The tar heels were blown out of this year’s Wisconsin NCAA tournament and Williams’ streak of 29 straight first-round wins captured. After the game, Williams spoke about coaching difficulties during the coronavirus pandemic.
“I started the season when I was 70 and now I feel like 103,” he said. “It’s been a busy year … 2020 and the first part of 2021 I didn’t like that much.”
Williams’ 903 wins rank third all-time. Inducted into the 2007 Naismith Memorial Basketball Hall of Fame, the player has 900 wins in fewer games (1,161) and seasons (33) than any other coach in NCAA history.
“It’s amazing news, even though we all knew that Roy Williams was nearing the end of his coaching career than it was to begin,” said Jay Bilas, basketball analyst at ESPN College, on a Twitter video on Thursday. “This one surprised everyone on April Fool’s Day, but Roy Williams has been one of the great coaches throughout his career, not only in college basketball but also in American sports. …
“He had a great career in Kansas, which was a Hall of Fame in its own right, and added another Hall of Famer career in his North Carolina years. … Just an amazing achievement from a coach, but more importantly, he was an amazing person. He’s a great guy and I think when you talk to a player they not only love him but adore him not only for his coaching skills but also for the way he treats them as people.

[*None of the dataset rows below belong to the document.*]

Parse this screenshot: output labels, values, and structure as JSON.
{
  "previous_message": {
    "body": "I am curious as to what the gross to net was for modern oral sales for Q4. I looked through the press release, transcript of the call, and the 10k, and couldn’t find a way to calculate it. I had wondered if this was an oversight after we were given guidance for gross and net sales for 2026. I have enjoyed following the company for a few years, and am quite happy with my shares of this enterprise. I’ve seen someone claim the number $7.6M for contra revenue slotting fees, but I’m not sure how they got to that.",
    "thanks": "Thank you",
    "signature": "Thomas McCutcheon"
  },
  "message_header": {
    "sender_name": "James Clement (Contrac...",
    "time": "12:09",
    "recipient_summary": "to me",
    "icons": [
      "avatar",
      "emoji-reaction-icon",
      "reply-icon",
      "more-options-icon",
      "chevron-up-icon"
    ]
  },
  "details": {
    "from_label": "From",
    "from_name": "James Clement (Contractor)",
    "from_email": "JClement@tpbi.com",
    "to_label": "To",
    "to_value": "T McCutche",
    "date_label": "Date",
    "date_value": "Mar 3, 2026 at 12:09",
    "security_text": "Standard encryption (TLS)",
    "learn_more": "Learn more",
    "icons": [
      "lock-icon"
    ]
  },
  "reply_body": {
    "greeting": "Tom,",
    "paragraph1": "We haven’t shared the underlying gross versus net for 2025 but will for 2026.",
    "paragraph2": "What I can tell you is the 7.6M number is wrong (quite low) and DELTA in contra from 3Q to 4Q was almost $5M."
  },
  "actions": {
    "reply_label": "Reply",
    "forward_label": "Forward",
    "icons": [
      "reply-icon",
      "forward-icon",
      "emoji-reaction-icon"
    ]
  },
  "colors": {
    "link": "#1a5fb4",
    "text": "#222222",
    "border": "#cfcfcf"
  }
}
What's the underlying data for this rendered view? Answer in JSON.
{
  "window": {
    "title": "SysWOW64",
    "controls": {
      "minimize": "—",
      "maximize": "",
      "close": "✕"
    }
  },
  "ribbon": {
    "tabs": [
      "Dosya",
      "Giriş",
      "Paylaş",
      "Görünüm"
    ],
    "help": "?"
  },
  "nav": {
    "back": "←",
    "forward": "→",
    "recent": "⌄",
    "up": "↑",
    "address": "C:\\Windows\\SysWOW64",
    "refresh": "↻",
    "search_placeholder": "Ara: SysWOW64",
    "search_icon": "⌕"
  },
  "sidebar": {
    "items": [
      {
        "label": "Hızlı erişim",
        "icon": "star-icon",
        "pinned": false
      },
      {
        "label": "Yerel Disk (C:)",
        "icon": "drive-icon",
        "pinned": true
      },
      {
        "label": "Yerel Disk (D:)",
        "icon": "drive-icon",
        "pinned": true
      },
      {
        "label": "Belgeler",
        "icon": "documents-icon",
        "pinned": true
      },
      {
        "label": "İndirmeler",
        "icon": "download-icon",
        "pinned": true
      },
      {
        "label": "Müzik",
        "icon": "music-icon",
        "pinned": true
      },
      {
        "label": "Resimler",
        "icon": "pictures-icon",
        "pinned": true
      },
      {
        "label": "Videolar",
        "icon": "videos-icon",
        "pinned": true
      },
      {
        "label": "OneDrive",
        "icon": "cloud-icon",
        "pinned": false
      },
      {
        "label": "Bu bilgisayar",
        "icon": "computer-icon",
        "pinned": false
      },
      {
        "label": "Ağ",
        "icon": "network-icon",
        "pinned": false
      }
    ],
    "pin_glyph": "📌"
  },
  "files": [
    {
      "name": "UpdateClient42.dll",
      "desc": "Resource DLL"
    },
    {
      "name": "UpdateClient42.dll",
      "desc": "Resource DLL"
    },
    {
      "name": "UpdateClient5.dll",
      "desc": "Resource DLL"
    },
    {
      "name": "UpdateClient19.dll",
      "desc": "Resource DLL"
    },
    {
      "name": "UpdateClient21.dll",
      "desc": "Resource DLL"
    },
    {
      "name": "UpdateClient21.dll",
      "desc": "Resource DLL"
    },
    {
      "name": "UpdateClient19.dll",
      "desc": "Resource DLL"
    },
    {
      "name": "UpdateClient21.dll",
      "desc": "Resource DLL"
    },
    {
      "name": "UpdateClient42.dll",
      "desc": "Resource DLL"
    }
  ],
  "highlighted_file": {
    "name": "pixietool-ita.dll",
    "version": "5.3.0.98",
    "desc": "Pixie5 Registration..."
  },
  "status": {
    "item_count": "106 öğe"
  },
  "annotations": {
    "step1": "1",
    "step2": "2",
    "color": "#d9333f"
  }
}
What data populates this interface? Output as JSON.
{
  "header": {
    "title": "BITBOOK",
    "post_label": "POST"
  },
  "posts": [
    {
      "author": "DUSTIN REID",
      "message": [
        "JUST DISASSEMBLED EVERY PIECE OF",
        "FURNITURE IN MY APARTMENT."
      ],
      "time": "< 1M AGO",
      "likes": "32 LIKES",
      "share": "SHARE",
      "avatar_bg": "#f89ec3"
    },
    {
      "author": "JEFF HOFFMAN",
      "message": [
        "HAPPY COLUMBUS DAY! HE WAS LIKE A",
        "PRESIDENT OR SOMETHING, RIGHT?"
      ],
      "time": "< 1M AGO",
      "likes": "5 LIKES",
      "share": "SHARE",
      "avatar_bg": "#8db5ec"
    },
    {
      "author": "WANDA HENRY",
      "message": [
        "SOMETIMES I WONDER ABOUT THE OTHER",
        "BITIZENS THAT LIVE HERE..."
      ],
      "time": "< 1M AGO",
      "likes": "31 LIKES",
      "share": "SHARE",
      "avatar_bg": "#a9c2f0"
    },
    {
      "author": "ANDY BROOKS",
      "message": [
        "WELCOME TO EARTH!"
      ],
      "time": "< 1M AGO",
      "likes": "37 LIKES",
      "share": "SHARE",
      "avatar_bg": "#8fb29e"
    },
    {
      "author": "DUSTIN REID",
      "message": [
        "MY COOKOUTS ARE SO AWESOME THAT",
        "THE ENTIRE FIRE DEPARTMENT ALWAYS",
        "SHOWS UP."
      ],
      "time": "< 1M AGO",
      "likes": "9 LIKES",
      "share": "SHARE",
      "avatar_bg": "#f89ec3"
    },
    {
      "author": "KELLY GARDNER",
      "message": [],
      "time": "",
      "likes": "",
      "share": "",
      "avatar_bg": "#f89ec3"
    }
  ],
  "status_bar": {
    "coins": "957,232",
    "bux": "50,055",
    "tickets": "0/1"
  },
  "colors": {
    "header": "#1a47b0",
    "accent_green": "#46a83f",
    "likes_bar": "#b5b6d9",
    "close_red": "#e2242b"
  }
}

He has great respect for his players, great love for his players and has shown it over the years. “
After serving as assistant to legendary North Carolina coach Dean Smith for 10 years, Williams took the job as head coach in Kansas in 1988. In its third season, the Jayhawks rose to the national title game, where they lost to Duke, and so would they make three more trips to the Final Four in 1993, 2002, and 2003.
That final year the Jayhawks lost in the national championship game against Syracuse. In a CBS Sports interview immediately after the game, Williams blurted out, “I could now give an s — about North Carolina” in response to a question about speculation that he would go to the job vacancy at his alma mater to take over.
A week later, North Carolina announced that Williams would be hiring, and he set about promoting the program nationally after three disappointing seasons under Matt Doherty. The Tar Heels won the national championship in Williams’ second season, defeating Illinois in the title game with one of the statistically strongest teams of all time. In 2009 and 2017 they would be back at the top.
“To choose his own way to get away from the game if he wants,” said basketball legend Michael Jordan, who played in North Carolina when Williams was assistant and close to him, of the coach’s decision. “It’s great that he can now spend more time with his children and grandchildren.”
Since Williams came to North Carolina in 2003, the Tar Heels have led or equaled NCAA tournament victories (45), Final Four appearances (five), national title game appearances (four), and national championships (three) . In comparison, ACC rival Duke has 37 NCAA tournament wins, three Final Four appearances, two national title appearances and two national titles during this period.
Williams is the only coach with two programs running at least four Final Fours each, and the only coach with at least 400 wins in two Division I programs. His exit creates perhaps the most prominent coaching position in college basketball, and the opening will attracting a number of top names.